Louise: I think everyone can attend. As a clinician or an auditor there is so much valuable information to learn.

Tammy: Was there a reason you chose the exercises you did?
Melanie: I do the same exercises at home. I believe in consistency both for horse and rider. This will always encourage confidence and trust. I spent years with George Morris and Gordon Wright who always said the same thing: “Keep it simple.”
Louise: I think I surprised people with setting bounces and gymnastic exercises for the hunter groups. All horses and riders can benefit from these types of exercises. I spend a lot of time with my hunters cantering small jumps in a circle. It helps with balance, rhythm, timing, etc. A hunter, just like any other horse, needs to do more than straight lines.

Tammy: Is there an area that you’d like to see Trainers/Coaches and riders improve on?
Geoff: I think one of our biggest downfalls is that we are teaching people to show and not necessarily ride. We show too much! It is the responsibility of the professional to have a plan and decide how much each rider and horse should show. Doing less will promote a happier and more successful horse and rider.
Melanie: I think that there is a lack of true horsemanship. We as a whole don’t realize how important every moment (not just on the horse’s back) truly is. Every little thing helps to develop a connection and a bond
with a horse. My generation grew up with horses–they were our buddies–we did everything with them. I agree with Geoff. I think we put too much emphasis on horse shows and end up missing out on the true enjoyment of the horse.
Louise: I cannot agree more, we should show less! Practice more at home and give our horses a better life.

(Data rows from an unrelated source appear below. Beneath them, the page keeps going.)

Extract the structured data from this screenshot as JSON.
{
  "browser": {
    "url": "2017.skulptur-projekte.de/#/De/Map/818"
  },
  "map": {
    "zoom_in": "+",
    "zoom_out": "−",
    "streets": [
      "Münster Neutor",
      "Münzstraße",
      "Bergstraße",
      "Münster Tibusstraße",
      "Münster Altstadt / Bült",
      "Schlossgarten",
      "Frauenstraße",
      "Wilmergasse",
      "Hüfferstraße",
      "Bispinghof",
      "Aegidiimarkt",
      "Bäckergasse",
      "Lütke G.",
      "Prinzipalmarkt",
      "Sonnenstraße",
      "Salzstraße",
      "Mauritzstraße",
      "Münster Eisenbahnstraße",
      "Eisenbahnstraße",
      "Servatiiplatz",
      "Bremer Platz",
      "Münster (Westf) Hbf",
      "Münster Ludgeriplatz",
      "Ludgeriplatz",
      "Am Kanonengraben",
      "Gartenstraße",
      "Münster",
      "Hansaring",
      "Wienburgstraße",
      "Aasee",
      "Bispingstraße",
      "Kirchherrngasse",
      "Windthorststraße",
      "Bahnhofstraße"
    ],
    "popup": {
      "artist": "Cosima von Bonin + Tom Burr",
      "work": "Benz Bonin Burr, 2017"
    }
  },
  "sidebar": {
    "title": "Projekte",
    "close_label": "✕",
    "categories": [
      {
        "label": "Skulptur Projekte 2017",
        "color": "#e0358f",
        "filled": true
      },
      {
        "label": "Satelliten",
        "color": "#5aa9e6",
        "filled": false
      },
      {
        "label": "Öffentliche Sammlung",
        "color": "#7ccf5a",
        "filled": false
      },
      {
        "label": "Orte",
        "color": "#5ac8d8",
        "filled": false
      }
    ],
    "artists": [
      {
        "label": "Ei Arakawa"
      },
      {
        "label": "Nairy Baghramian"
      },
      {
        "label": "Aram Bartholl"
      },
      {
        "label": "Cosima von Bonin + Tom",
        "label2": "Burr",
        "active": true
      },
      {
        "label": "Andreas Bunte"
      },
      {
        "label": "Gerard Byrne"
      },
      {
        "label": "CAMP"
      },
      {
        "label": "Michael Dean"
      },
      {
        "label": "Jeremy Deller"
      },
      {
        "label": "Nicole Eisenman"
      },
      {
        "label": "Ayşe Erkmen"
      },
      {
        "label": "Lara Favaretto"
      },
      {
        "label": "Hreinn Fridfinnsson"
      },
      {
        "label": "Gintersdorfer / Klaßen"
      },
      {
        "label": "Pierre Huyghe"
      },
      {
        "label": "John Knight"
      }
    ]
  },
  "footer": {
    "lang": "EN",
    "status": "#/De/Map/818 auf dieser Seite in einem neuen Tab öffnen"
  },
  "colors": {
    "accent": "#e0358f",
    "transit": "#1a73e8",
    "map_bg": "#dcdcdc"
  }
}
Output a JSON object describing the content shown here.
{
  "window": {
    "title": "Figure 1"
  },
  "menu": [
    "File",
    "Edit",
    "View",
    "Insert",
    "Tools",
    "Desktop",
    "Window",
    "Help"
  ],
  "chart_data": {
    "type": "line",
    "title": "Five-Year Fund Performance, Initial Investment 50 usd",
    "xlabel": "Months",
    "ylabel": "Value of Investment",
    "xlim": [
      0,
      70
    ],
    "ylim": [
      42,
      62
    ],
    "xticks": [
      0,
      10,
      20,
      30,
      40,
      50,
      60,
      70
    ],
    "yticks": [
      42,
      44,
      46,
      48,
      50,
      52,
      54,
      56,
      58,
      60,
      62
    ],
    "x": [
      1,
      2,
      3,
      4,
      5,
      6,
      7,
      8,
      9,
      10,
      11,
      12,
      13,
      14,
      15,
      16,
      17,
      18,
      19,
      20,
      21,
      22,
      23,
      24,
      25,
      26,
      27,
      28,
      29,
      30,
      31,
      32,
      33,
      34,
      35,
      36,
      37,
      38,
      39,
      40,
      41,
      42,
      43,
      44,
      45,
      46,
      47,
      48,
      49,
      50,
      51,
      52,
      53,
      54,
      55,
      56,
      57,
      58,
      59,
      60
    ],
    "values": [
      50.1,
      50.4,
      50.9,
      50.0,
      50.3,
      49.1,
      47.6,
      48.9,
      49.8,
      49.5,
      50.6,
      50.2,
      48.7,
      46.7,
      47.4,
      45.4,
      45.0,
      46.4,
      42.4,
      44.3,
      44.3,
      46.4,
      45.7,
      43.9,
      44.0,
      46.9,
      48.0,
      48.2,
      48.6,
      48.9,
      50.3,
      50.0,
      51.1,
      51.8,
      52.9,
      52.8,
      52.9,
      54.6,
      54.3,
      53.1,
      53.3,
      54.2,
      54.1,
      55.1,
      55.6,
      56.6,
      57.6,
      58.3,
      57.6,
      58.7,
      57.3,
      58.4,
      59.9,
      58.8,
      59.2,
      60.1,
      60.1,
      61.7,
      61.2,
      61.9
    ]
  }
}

Natalie Lund, Mickie Sage and Tasha Visokay (l-r) at the USHJA Trainers Symposium

Tammy: Is there anything specific that you think our Trainers and Coaches excel in?
Louise: I think this country has really good teachers. I’ve seen teachers take riders with a medium amount of talent and teach them to be excellent riders. I think the teaching system continues to get better with opportunities like the Trainers Symposium.

Tammy: Any recommendations for current and future Trainers/Coaches?
Melanie: I think we need to focus on producing great riders. This should be our goal. We need to work on our mental game. We need to encourage people and horses to think on their own. It all starts with the mind and if we have a mental edge we will be far more successful.

Thanks again to Melanie Smith, Geoff Teall and Louise Serio for taking the time to speak with us. Look for an article on the USHJA Trainers Symposium in the upcoming issue of In Stride.